What exactly does that statement mean? How is that statement meant to be taken?

Honestly, to me, when I hear that statement I instantly hear “no one treats nurses worse than other nurses.” That mentality is what leads to a toxic team.

My current coworkers are amazing, I cannot say that about a previous place of employment, however. It was the true definition of a “toxic team”. The older or more experienced nurses there took pride in “eating their young”.  At that time I worked with a team that spent more time criticizing my every move and looking for mistakes than teaching me what I need to know as an inexperienced ICU nurse. There was a nurse that took PRIDE in the fact that other nurses were afraid to give them bedside report! It did not matter what you did. You could have coded a patient 3 times that shift, just come back from a repeat head CT, after emergent OR. This team member would question you on why the room is messy or why the 1900/0700 (depending on the shift) med was not given. img_1898Really? REALLY? I JUST SPENT 12 HOURS TRYING TO KEEP THIS PERSON ALIVE AND YOU ARE WORRIED ABOUT A TYLENOL NOT BEING GIVEN?

I asked other coworkers why this person was like that, and that’s the first time I heard “nurses eat their young”. Not only was this the answer but it was also given with a “justification”. Nurses that believe in this motto try to explain it as giving you, a nurse, a “real world experience”. They want to “break you in”. They want you to understand that the “NCLEX” world isn’t real. They want to toughen you up and make you a “better” nurse. They have countless reasons for why they are a bitch. It is NOT ok! There are plenty of ways to help a nurse develop and constantly being toxic is not one of them

I finally got sick of the crap so I went to my nurse manager. Her response? “Give them the same crap back. Stand your ground.” Not what I expected her to say but exactly what I needed to hear.  I did just that. Whenever this team member started with their shit I shut it down. Quickly. It did take a few times but ultimately this young nurse did not get eaten.

If you are a senior nurse please take a moment to remember a few things: There are ways to ask questions during report about an uncompleted task without being accusatory. There are positive ways of giving feedback to a nurse that may be lacking knowledge in an area. There are positive ways to help the “baby nurse” to transition from the NCLEX world to the real nursing world (and it is a big transition). Basically, there are ways to address issues where a nurse may not be up to par without being an asshole about it.
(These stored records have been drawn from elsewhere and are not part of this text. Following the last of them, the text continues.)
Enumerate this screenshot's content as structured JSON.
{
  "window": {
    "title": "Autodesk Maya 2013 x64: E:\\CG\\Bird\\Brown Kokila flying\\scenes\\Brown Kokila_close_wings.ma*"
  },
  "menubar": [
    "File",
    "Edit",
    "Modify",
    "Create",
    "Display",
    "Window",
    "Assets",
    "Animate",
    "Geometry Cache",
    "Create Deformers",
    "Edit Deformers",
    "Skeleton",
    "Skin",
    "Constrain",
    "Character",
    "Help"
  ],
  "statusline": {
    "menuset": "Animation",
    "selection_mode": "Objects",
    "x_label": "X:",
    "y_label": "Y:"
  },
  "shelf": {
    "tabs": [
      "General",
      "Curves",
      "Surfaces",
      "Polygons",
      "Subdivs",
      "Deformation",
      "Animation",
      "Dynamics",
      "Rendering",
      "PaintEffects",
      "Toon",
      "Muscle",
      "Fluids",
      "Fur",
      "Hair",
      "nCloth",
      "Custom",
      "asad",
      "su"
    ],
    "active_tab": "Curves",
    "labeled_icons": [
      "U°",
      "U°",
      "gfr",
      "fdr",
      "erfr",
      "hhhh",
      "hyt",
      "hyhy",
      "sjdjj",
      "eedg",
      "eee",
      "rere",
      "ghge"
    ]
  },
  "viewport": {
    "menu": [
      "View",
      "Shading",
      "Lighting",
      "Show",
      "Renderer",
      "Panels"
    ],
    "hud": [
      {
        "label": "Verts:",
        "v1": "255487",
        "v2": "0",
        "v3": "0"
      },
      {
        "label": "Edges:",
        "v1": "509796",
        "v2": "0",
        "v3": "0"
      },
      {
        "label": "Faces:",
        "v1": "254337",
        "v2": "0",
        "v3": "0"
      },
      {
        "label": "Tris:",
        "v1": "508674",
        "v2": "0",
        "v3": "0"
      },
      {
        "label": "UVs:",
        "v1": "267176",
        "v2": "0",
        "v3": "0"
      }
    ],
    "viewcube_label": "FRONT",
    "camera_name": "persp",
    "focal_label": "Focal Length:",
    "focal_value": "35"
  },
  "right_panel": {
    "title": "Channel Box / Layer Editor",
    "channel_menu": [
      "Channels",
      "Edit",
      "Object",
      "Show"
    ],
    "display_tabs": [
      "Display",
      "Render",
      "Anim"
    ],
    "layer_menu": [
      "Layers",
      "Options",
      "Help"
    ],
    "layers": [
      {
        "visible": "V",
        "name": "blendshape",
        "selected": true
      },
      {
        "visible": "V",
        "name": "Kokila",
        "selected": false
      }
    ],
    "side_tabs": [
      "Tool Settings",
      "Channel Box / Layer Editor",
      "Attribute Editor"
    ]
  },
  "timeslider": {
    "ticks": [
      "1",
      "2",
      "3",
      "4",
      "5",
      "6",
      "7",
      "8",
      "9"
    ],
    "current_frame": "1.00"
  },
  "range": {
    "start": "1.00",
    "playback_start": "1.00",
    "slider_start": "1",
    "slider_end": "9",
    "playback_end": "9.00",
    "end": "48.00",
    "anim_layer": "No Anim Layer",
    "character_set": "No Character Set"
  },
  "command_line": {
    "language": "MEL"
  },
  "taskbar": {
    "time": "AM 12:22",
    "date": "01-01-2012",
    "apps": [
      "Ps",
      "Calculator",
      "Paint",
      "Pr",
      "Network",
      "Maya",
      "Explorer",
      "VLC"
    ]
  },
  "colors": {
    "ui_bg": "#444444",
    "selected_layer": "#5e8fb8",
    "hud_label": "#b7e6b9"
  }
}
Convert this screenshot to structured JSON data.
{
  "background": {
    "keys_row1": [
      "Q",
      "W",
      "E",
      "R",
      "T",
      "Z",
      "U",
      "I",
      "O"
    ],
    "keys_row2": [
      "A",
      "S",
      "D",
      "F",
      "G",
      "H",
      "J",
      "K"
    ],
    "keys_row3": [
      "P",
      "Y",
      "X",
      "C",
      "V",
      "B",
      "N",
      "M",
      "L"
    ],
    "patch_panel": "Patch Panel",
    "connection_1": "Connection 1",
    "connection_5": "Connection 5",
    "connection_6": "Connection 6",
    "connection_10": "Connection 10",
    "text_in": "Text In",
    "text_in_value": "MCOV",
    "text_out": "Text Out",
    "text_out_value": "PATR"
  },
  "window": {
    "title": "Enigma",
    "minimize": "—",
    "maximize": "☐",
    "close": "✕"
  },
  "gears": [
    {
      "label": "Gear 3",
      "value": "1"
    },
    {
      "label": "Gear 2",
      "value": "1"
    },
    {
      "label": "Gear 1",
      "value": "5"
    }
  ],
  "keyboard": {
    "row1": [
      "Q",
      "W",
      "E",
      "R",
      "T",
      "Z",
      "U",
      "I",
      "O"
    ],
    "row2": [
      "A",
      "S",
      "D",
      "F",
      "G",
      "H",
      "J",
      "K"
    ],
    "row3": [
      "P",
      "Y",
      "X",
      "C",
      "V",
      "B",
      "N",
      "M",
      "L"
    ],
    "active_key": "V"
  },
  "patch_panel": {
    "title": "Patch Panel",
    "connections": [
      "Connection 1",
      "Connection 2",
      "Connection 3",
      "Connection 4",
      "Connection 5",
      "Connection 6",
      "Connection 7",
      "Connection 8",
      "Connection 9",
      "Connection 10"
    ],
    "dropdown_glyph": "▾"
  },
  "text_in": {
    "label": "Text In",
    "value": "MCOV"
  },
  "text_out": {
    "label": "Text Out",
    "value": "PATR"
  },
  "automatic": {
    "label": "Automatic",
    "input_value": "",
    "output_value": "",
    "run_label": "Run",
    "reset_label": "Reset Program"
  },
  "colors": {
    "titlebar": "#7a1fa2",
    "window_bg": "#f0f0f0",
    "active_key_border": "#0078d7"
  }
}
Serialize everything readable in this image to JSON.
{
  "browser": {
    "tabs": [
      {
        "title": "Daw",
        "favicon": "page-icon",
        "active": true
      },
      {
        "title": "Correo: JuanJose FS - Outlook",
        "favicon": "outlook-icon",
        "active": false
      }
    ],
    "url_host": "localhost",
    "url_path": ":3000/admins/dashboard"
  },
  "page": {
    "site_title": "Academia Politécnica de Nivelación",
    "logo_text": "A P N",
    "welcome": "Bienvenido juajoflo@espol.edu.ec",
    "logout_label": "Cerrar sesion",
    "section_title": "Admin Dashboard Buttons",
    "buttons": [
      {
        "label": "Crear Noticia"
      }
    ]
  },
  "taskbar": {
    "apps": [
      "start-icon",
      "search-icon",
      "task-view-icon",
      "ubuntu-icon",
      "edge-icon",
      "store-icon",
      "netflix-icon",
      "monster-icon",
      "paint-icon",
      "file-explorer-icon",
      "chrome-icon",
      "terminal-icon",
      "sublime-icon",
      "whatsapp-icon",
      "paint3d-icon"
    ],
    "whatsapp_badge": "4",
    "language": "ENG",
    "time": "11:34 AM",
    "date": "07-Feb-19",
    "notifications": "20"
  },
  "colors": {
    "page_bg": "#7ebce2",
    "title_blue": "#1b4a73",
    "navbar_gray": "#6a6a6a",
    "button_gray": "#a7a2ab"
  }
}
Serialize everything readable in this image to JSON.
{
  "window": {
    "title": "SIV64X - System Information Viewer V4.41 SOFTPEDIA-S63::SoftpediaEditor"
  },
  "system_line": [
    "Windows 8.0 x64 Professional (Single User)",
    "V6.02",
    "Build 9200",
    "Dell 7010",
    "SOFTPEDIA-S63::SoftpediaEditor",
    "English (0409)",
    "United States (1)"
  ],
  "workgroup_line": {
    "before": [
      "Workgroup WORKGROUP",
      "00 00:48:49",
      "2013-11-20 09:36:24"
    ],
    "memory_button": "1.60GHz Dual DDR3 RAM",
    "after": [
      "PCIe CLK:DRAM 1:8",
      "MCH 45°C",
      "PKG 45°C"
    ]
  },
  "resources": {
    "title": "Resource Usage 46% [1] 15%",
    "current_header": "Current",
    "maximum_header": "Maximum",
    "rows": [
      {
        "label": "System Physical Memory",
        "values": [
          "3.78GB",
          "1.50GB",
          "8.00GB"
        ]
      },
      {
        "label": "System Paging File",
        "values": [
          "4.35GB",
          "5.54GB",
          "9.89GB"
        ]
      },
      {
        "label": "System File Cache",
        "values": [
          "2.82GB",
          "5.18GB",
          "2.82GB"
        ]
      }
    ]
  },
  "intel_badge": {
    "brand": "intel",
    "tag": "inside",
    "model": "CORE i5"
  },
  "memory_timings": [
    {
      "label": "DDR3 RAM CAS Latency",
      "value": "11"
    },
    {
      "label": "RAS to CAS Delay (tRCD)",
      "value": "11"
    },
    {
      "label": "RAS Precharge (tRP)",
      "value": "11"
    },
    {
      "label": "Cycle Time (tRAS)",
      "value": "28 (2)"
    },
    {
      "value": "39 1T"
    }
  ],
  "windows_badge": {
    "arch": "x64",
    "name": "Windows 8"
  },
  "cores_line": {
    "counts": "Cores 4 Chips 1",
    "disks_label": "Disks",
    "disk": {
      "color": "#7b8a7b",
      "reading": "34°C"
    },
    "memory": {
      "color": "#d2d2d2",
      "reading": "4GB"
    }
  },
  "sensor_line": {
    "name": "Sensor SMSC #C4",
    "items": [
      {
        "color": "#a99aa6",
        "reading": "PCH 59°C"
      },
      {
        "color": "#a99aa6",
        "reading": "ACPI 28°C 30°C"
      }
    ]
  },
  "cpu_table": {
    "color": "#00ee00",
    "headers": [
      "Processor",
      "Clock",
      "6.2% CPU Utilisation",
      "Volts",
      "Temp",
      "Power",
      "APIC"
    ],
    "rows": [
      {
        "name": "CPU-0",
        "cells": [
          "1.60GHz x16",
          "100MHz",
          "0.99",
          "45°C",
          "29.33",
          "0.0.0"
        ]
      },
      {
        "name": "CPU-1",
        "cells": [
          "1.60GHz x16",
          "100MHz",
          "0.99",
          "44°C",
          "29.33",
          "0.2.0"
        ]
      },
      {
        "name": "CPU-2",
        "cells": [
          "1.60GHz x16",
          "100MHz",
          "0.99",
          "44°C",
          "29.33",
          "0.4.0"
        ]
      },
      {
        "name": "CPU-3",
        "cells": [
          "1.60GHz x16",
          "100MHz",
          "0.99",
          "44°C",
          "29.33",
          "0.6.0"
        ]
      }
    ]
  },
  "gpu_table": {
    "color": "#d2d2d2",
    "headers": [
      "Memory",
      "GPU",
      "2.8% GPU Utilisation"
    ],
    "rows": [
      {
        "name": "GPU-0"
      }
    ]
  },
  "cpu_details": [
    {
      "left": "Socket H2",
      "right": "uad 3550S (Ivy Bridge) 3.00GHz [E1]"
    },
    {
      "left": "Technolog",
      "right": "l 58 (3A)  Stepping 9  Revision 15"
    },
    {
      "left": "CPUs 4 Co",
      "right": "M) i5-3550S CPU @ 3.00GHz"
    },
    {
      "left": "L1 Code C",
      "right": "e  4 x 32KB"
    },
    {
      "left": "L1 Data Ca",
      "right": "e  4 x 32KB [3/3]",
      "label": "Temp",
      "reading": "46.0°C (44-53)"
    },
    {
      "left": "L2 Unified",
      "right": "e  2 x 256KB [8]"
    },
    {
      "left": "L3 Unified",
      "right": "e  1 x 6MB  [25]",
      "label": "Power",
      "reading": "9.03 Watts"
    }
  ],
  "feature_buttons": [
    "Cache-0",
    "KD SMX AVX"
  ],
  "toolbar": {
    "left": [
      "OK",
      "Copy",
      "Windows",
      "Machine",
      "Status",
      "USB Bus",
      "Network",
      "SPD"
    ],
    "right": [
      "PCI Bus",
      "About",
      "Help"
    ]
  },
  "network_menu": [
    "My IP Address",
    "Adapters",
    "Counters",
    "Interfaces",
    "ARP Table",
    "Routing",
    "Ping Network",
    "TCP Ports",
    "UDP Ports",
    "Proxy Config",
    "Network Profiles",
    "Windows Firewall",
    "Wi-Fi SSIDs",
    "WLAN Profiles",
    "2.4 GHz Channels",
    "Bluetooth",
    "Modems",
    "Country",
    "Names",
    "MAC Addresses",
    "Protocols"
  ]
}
If you are the baby nurse please understand that you do not have to accept this toxic behavior. You can speak up, and you should. You don’t have to be confrontational. If you are not comfortable speaking to that nurse directly, address it with your nurse manager. If your manager chooses not to address the behavior then just know you are *probably* working on a shitty unit and you should *probably* start looking for a better place of employment.